Down to the last word, output the records below, skipping any images.

[Website and app data records]

════════════════

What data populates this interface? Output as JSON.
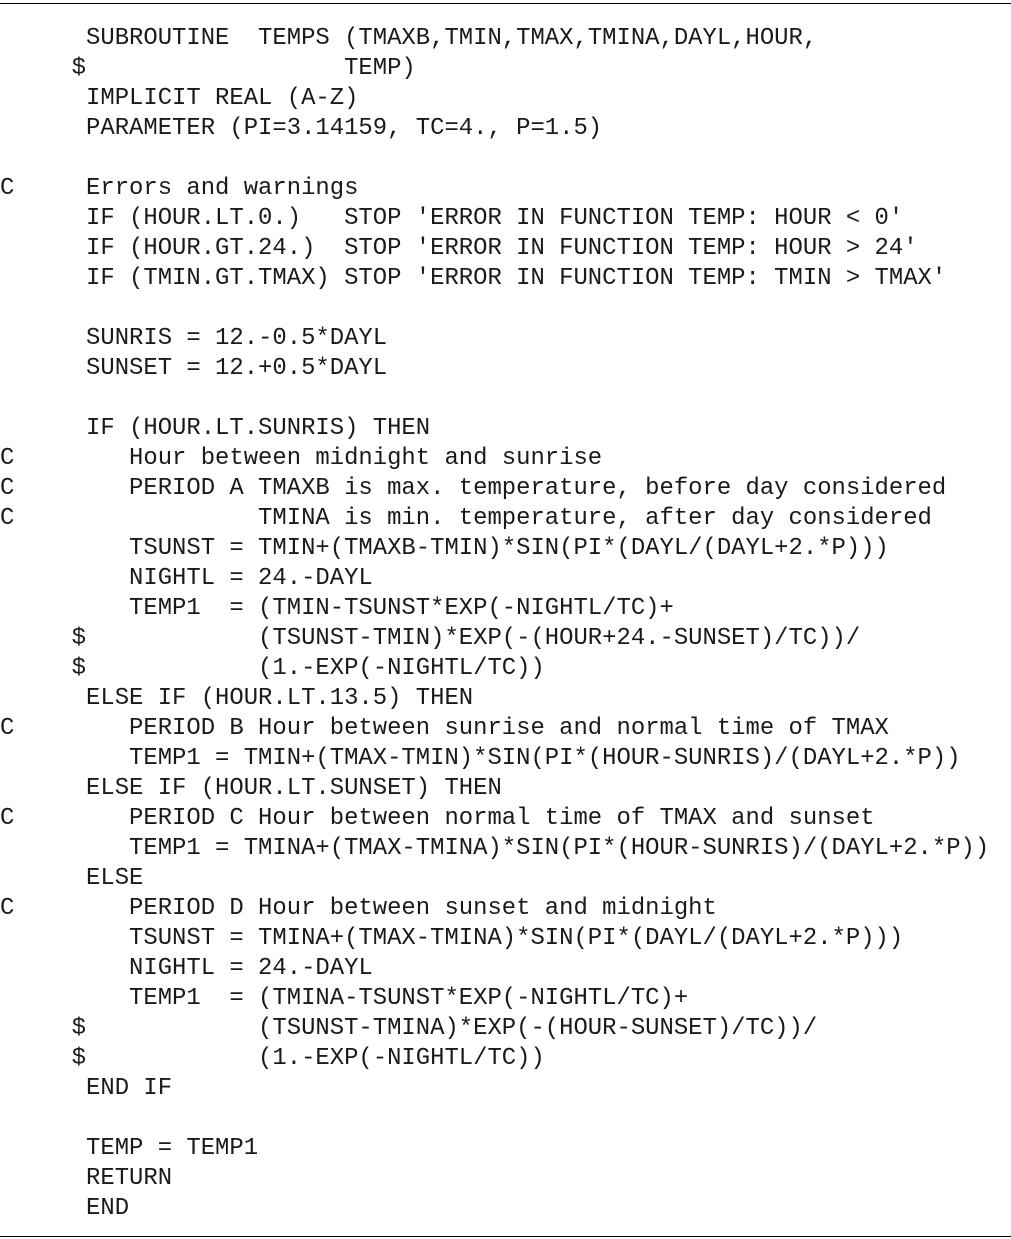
{
  "document": {
    "lines": [
      "      SUBROUTINE  TEMPS (TMAXB,TMIN,TMAX,TMINA,DAYL,HOUR,",
      "     $                  TEMP)",
      "      IMPLICIT REAL (A-Z)",
      "      PARAMETER (PI=3.14159, TC=4., P=1.5)",
      "",
      "C     Errors and warnings",
      "      IF (HOUR.LT.0.)   STOP 'ERROR IN FUNCTION TEMP: HOUR < 0'",
      "      IF (HOUR.GT.24.)  STOP 'ERROR IN FUNCTION TEMP: HOUR > 24'",
      "      IF (TMIN.GT.TMAX) STOP 'ERROR IN FUNCTION TEMP: TMIN > TMAX'",
      "",
      "      SUNRIS = 12.-0.5*DAYL",
      "      SUNSET = 12.+0.5*DAYL",
      "",
      "      IF (HOUR.LT.SUNRIS) THEN",
      "C        Hour between midnight and sunrise",
      "C        PERIOD A TMAXB is max. temperature, before day considered",
      "C                 TMINA is min. temperature, after day considered",
      "         TSUNST = TMIN+(TMAXB-TMIN)*SIN(PI*(DAYL/(DAYL+2.*P)))",
      "         NIGHTL = 24.-DAYL",
      "         TEMP1  = (TMIN-TSUNST*EXP(-NIGHTL/TC)+",
      "     $            (TSUNST-TMIN)*EXP(-(HOUR+24.-SUNSET)/TC))/",
      "     $            (1.-EXP(-NIGHTL/TC))",
      "      ELSE IF (HOUR.LT.13.5) THEN",
      "C        PERIOD B Hour between sunrise and normal time of TMAX",
      "         TEMP1 = TMIN+(TMAX-TMIN)*SIN(PI*(HOUR-SUNRIS)/(DAYL+2.*P))",
      "      ELSE IF (HOUR.LT.SUNSET) THEN",
      "C        PERIOD C Hour between normal time of TMAX and sunset",
      "         TEMP1 = TMINA+(TMAX-TMINA)*SIN(PI*(HOUR-SUNRIS)/(DAYL+2.*P))",
      "      ELSE",
      "C        PERIOD D Hour between sunset and midnight",
      "         TSUNST = TMINA+(TMAX-TMINA)*SIN(PI*(DAYL/(DAYL+2.*P)))",
      "         NIGHTL = 24.-DAYL",
      "         TEMP1  = (TMINA-TSUNST*EXP(-NIGHTL/TC)+",
      "     $            (TSUNST-TMINA)*EXP(-(HOUR-SUNSET)/TC))/",
      "     $            (1.-EXP(-NIGHTL/TC))",
      "      END IF",
      "",
      "      TEMP = TEMP1",
      "      RETURN",
      "      END"
    ]
  }
}
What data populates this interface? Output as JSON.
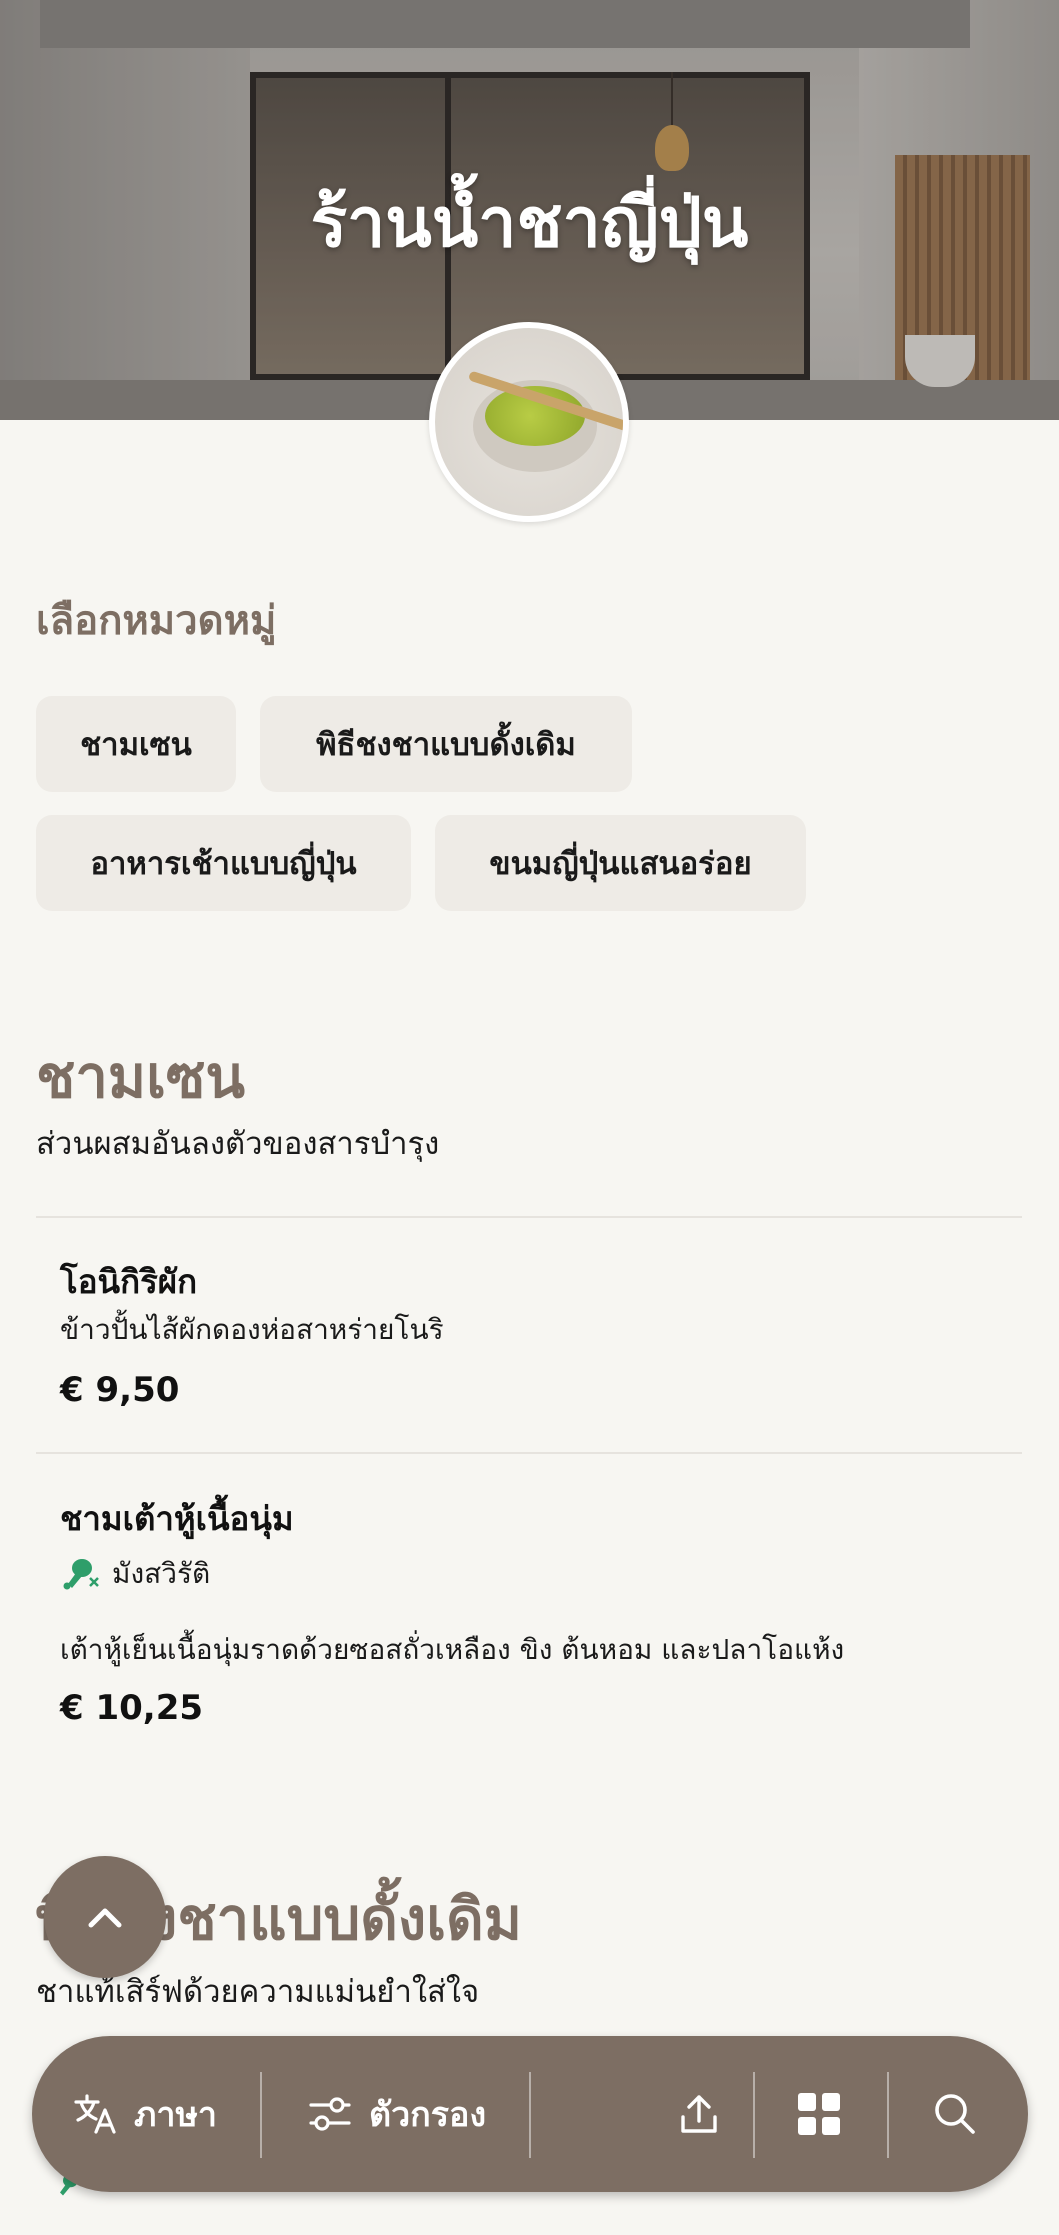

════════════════

▸ **Response**:
What data populates this interface? Output as JSON.
{
  "document": {
    "lines": [
      "      SUBROUTINE  TEMPS (TMAXB,TMIN,TMAX,TMINA,DAYL,HOUR,",
      "     $                  TEMP)",
      "      IMPLICIT REAL (A-Z)",
      "      PARAMETER (PI=3.14159, TC=4., P=1.5)",
      "",
      "C     Errors and warnings",
      "      IF (HOUR.LT.0.)   STOP 'ERROR IN FUNCTION TEMP: HOUR < 0'",
      "      IF (HOUR.GT.24.)  STOP 'ERROR IN FUNCTION TEMP: HOUR > 24'",
      "      IF (TMIN.GT.TMAX) STOP 'ERROR IN FUNCTION TEMP: TMIN > TMAX'",
      "",
      "      SUNRIS = 12.-0.5*DAYL",
      "      SUNSET = 12.+0.5*DAYL",
      "",
      "      IF (HOUR.LT.SUNRIS) THEN",
      "C        Hour between midnight and sunrise",
      "C        PERIOD A TMAXB is max. temperature, before day considered",
      "C                 TMINA is min. temperature, after day considered",
      "         TSUNST = TMIN+(TMAXB-TMIN)*SIN(PI*(DAYL/(DAYL+2.*P)))",
      "         NIGHTL = 24.-DAYL",
      "         TEMP1  = (TMIN-TSUNST*EXP(-NIGHTL/TC)+",
      "     $            (TSUNST-TMIN)*EXP(-(HOUR+24.-SUNSET)/TC))/",
      "     $            (1.-EXP(-NIGHTL/TC))",
      "      ELSE IF (HOUR.LT.13.5) THEN",
      "C        PERIOD B Hour between sunrise and normal time of TMAX",
      "         TEMP1 = TMIN+(TMAX-TMIN)*SIN(PI*(HOUR-SUNRIS)/(DAYL+2.*P))",
      "      ELSE IF (HOUR.LT.SUNSET) THEN",
      "C        PERIOD C Hour between normal time of TMAX and sunset",
      "         TEMP1 = TMINA+(TMAX-TMINA)*SIN(PI*(HOUR-SUNRIS)/(DAYL+2.*P))",
      "      ELSE",
      "C        PERIOD D Hour between sunset and midnight",
      "         TSUNST = TMINA+(TMAX-TMINA)*SIN(PI*(DAYL/(DAYL+2.*P)))",
      "         NIGHTL = 24.-DAYL",
      "         TEMP1  = (TMINA-TSUNST*EXP(-NIGHTL/TC)+",
      "     $            (TSUNST-TMINA)*EXP(-(HOUR-SUNSET)/TC))/",
      "     $            (1.-EXP(-NIGHTL/TC))",
      "      END IF",
      "",
      "      TEMP = TEMP1",
      "      RETURN",
      "      END"
    ]
  }
}
What data populates this interface? Output as JSON.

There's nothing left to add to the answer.